“I think that’s one thing about the combine, it gives you an opportunity to show how you can move in different scenarios," he said. "There are different time drills as well as position drills led by coaches.”

Kuechly, who some have labeled as one of the safest picks in the entire draft, called himself instinctual and smart on the field when asked how he’d describe himself as a player. He played in 38 games over the last three seasons for BC, with 37 starts, and totaled 532 tackles (35.5 for a loss).

“I think I do a pretty good job preparing myself, that’s something I take pride in -- being prepared and knowing what each individual guy is responsible for,” he said. “Knowing what everyone is doing, you can play faster [and] it allows you to be more successful.”

Kuechly acknowledged that declaring for the draft after his junior season wasn’t an easy decision because of his desire to finish what he started and extend an enjoyable college experience.

But he expressed excitement at entering the next phase of his football career, and what it would mean to be a first-round draft pick.

“Growing up, I’ve been watching the draft I don’t know how long,” he said. “You want to be on that first-day list when [they say] ‘So and so selects, Luke Kuechly, linebacker, Boston College.’ That’s your goal playing in college football -- getting to that level and hearing your name on the first day.”

Video: Herzlich on his disappointment

May, 1, 2011

Boston College linebacker Mark Herzlich talks on "SportsCenter" about his long wait during the NFL draft, when his name was never called. With the lockout in place, at least for now, he and other undrafted free agents are in a state of limbo.

Scar leads drills at BC

March, 23, 2011
CHESTNUT HILL, Mass. -- Boston College held its annual pro day this afternoon on campus, with players from BC and other New England schools working out in front of NFL scouts and coaches from 17 different teams. No team was represented more than the Patriots, with offensive line coach Dante Scarnecchia, director of college scouting Jon Robinson and scout Brian Smith on hand.

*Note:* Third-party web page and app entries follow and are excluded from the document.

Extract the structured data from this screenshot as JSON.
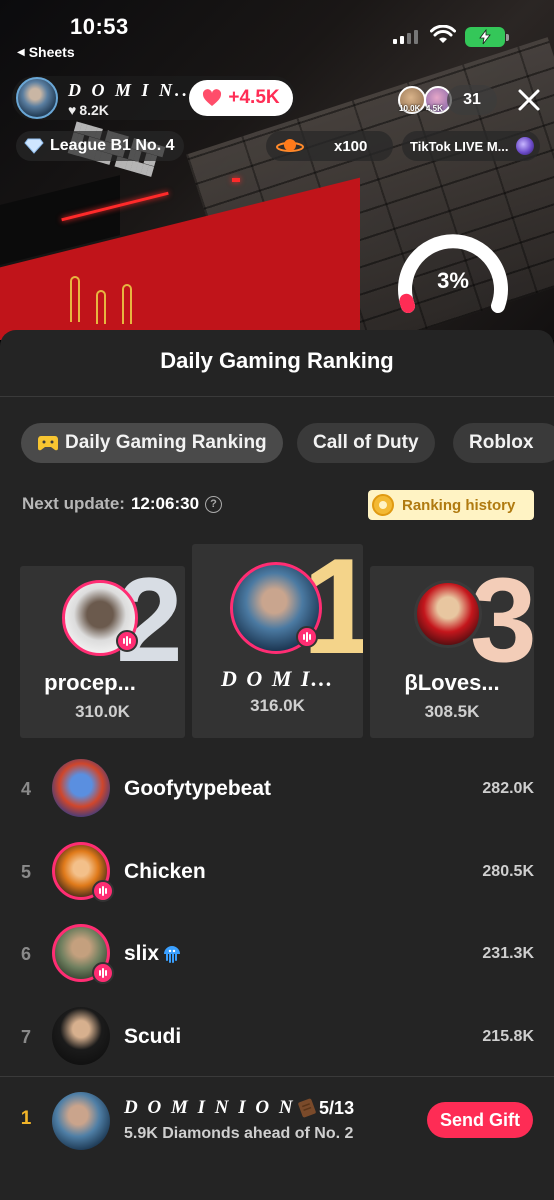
{
  "status_bar": {
    "time": "10:53",
    "back_app": "Sheets"
  },
  "live_header": {
    "host_name": "D O M I N...",
    "host_likes": "8.2K",
    "gain": "+4.5K",
    "viewer_amounts": [
      "10.0K",
      "4.5K"
    ],
    "viewer_count": "31",
    "league": "League B1 No. 4",
    "gift_count": "x100",
    "live_label": "TikTok LIVE M...",
    "progress_label": "3%",
    "progress_value": 0.03
  },
  "sheet": {
    "title": "Daily Gaming Ranking",
    "tabs": [
      {
        "label": "Daily Gaming Ranking",
        "active": true
      },
      {
        "label": "Call of Duty",
        "active": false
      },
      {
        "label": "Roblox",
        "active": false
      }
    ],
    "next_update_label": "Next update:",
    "next_update_value": "12:06:30",
    "history_label": "Ranking history",
    "podium": [
      {
        "rank": "2",
        "name": "procep...",
        "score": "310.0K"
      },
      {
        "rank": "1",
        "name": "D O M I...",
        "score": "316.0K"
      },
      {
        "rank": "3",
        "name": "βLoves...",
        "score": "308.5K"
      }
    ],
    "rows": [
      {
        "rank": "4",
        "name": "Goofytypebeat",
        "score": "282.0K"
      },
      {
        "rank": "5",
        "name": "Chicken",
        "score": "280.5K"
      },
      {
        "rank": "6",
        "name": "slix",
        "score": "231.3K"
      },
      {
        "rank": "7",
        "name": "Scudi",
        "score": "215.8K"
      }
    ],
    "me": {
      "rank": "1",
      "name": "D O M I N I O N",
      "count": "5/13",
      "sub": "5.9K Diamonds ahead of No. 2",
      "button": "Send Gift"
    }
  },
  "colors": {
    "accent": "#fe2c55",
    "live_ring": "#ff2d73",
    "gold": "#f0b429",
    "sheet_bg": "#242424",
    "card_bg": "#333333"
  }
}
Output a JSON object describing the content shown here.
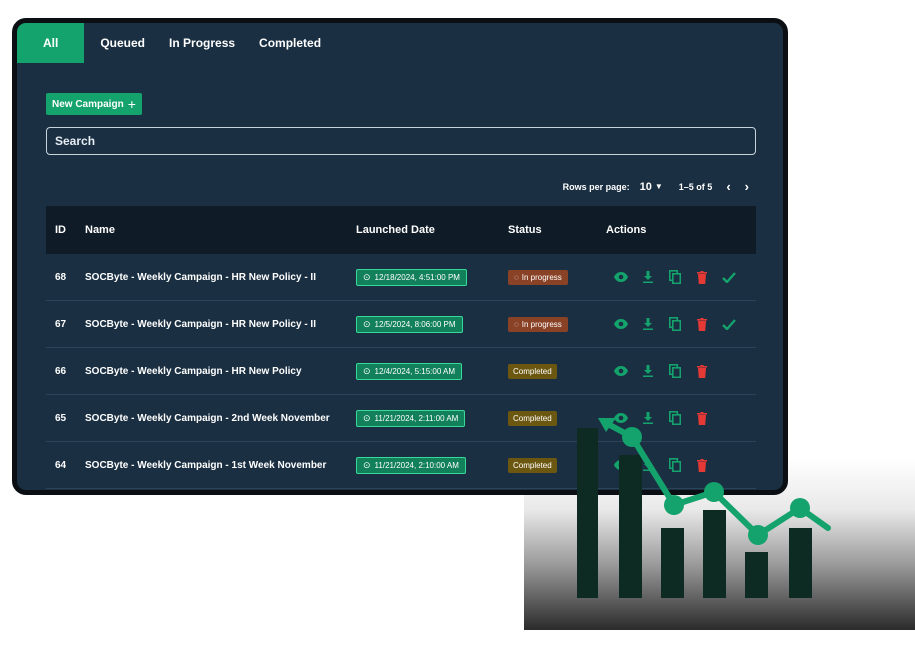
{
  "tabs": [
    {
      "label": "All",
      "active": true
    },
    {
      "label": "Queued",
      "active": false
    },
    {
      "label": "In Progress",
      "active": false
    },
    {
      "label": "Completed",
      "active": false
    }
  ],
  "new_campaign_label": "New Campaign",
  "search": {
    "placeholder": "Search"
  },
  "pagination": {
    "rows_per_page_label": "Rows per page:",
    "rows_per_page_value": "10",
    "range": "1–5 of 5"
  },
  "table": {
    "headers": {
      "id": "ID",
      "name": "Name",
      "date": "Launched Date",
      "status": "Status",
      "actions": "Actions"
    },
    "rows": [
      {
        "id": "68",
        "name": "SOCByte - Weekly Campaign - HR New Policy - II",
        "date": "12/18/2024, 4:51:00 PM",
        "status": "In progress"
      },
      {
        "id": "67",
        "name": "SOCByte - Weekly Campaign - HR New Policy - II",
        "date": "12/5/2024, 8:06:00 PM",
        "status": "In progress"
      },
      {
        "id": "66",
        "name": "SOCByte - Weekly Campaign - HR New Policy",
        "date": "12/4/2024, 5:15:00 AM",
        "status": "Completed"
      },
      {
        "id": "65",
        "name": "SOCByte - Weekly Campaign - 2nd Week November",
        "date": "11/21/2024, 2:11:00 AM",
        "status": "Completed"
      },
      {
        "id": "64",
        "name": "SOCByte - Weekly Campaign - 1st Week November",
        "date": "11/21/2024, 2:10:00 AM",
        "status": "Completed"
      }
    ]
  },
  "colors": {
    "accent": "#14a36c",
    "background": "#1a2f42",
    "header": "#0f1b26",
    "in_progress": "#8a4227",
    "completed": "#6b5710",
    "delete": "#e53935"
  },
  "icons": {
    "view": "eye-icon",
    "download": "download-icon",
    "copy": "copy-icon",
    "delete": "trash-icon",
    "approve": "check-icon"
  }
}
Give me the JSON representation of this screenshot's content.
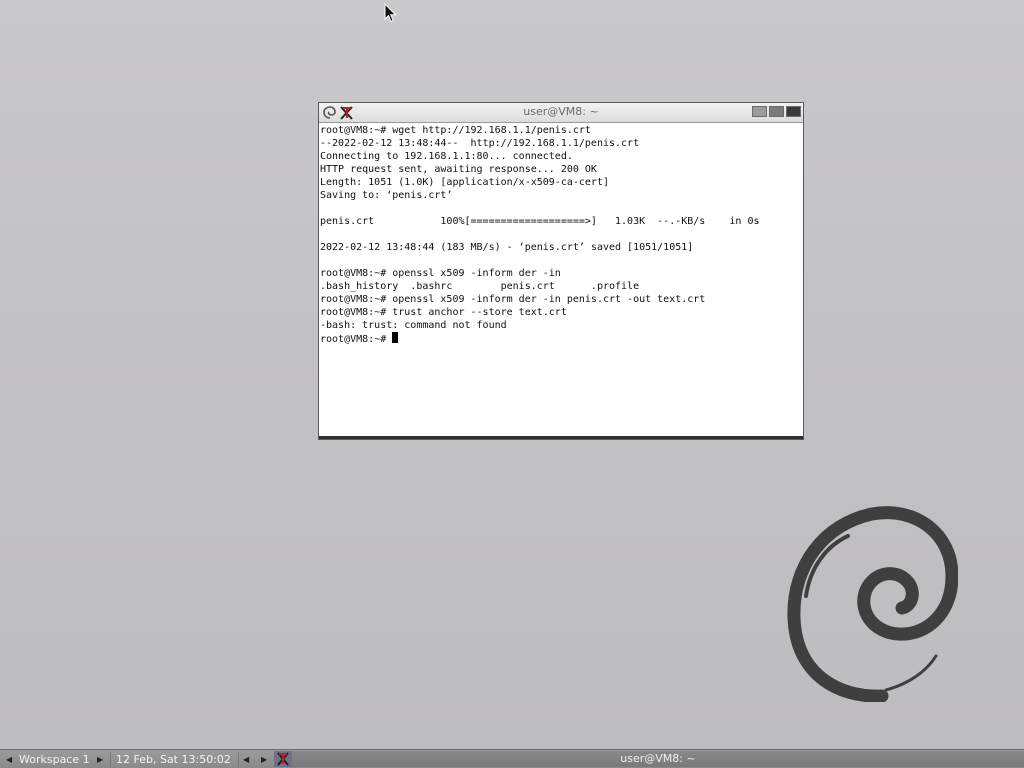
{
  "terminal": {
    "title": "user@VM8: ~",
    "lines": [
      "root@VM8:~# wget http://192.168.1.1/penis.crt",
      "--2022-02-12 13:48:44--  http://192.168.1.1/penis.crt",
      "Connecting to 192.168.1.1:80... connected.",
      "HTTP request sent, awaiting response... 200 OK",
      "Length: 1051 (1.0K) [application/x-x509-ca-cert]",
      "Saving to: ‘penis.crt’",
      "",
      "penis.crt           100%[===================>]   1.03K  --.-KB/s    in 0s",
      "",
      "2022-02-12 13:48:44 (183 MB/s) - ‘penis.crt’ saved [1051/1051]",
      "",
      "root@VM8:~# openssl x509 -inform der -in",
      ".bash_history  .bashrc        penis.crt      .profile",
      "root@VM8:~# openssl x509 -inform der -in penis.crt -out text.crt",
      "root@VM8:~# trust anchor --store text.crt",
      "-bash: trust: command not found"
    ],
    "prompt": "root@VM8:~# "
  },
  "taskbar": {
    "workspace": "Workspace 1",
    "clock": "12 Feb, Sat 13:50:02",
    "task_title": "user@VM8: ~"
  },
  "icons": {
    "cursor": "mouse-pointer-icon",
    "debian": "debian-swirl-icon",
    "xterm": "xterm-icon"
  },
  "colors": {
    "desktop": "#c4c3c5",
    "taskbar": "#8e8e8e",
    "terminal_bg": "#ffffff",
    "debian_logo": "#3f3f3f",
    "xterm_red": "#b0202a"
  }
}
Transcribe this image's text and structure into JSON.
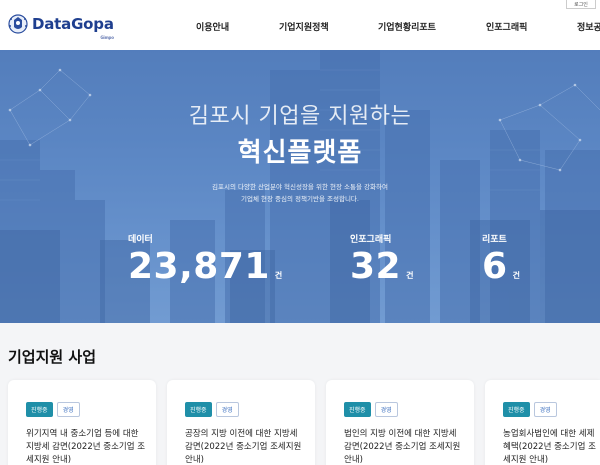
{
  "header": {
    "logo_text": "DataGopa",
    "logo_sub": "Gimpo",
    "login_label": "로그인",
    "nav": [
      "이용안내",
      "기업지원정책",
      "기업현황리포트",
      "인포그래픽",
      "정보공개"
    ]
  },
  "hero": {
    "title_line1": "김포시 기업을 지원하는",
    "title_line2": "혁신플랫폼",
    "desc_line1": "김포시의 다양한 산업분야 혁신성장을 위한 현장 소통을 강화하여",
    "desc_line2": "기업체 현장 중심의 정책기반을 조성합니다.",
    "stats": [
      {
        "label": "데이터",
        "value": "23,871",
        "unit": "건"
      },
      {
        "label": "인포그래픽",
        "value": "32",
        "unit": "건"
      },
      {
        "label": "리포트",
        "value": "6",
        "unit": "건"
      }
    ]
  },
  "section": {
    "title": "기업지원 사업",
    "cards": [
      {
        "status": "진행중",
        "type": "경영",
        "title": "위기지역 내 중소기업 등에 대한 지방세 감면(2022년 중소기업 조세지원 안내)"
      },
      {
        "status": "진행중",
        "type": "경영",
        "title": "공장의 지방 이전에 대한 지방세 감면(2022년 중소기업 조세지원 안내)"
      },
      {
        "status": "진행중",
        "type": "경영",
        "title": "법인의 지방 이전에 대한 지방세 감면(2022년 중소기업 조세지원 안내)"
      },
      {
        "status": "진행중",
        "type": "경영",
        "title": "농업회사법인에 대한 세제혜택(2022년 중소기업 조세지원 안내)"
      }
    ]
  }
}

Scarnecchia put the offensive linemen through drills.

“He was coachuing us up. It was like a practice,” said BC offensive tackle Anthony Castonzo, who projects to be a high-round draft pick. “It was nice, I learned some stuff today.”

For Greg Niland, who grew up in East Bridgewater, Mass. and played for Northeastern and UMass, going through drills with Scarnecchia was quite the experience.

“I don’t want to say it was intimidating, but it was exciting just to be coached by someone who coaches the Patriots’ offensive line,” Niland said.

Scarnecchia told the prospects that he would have liked to work with them longer, but they ran out of time.

NFL Draft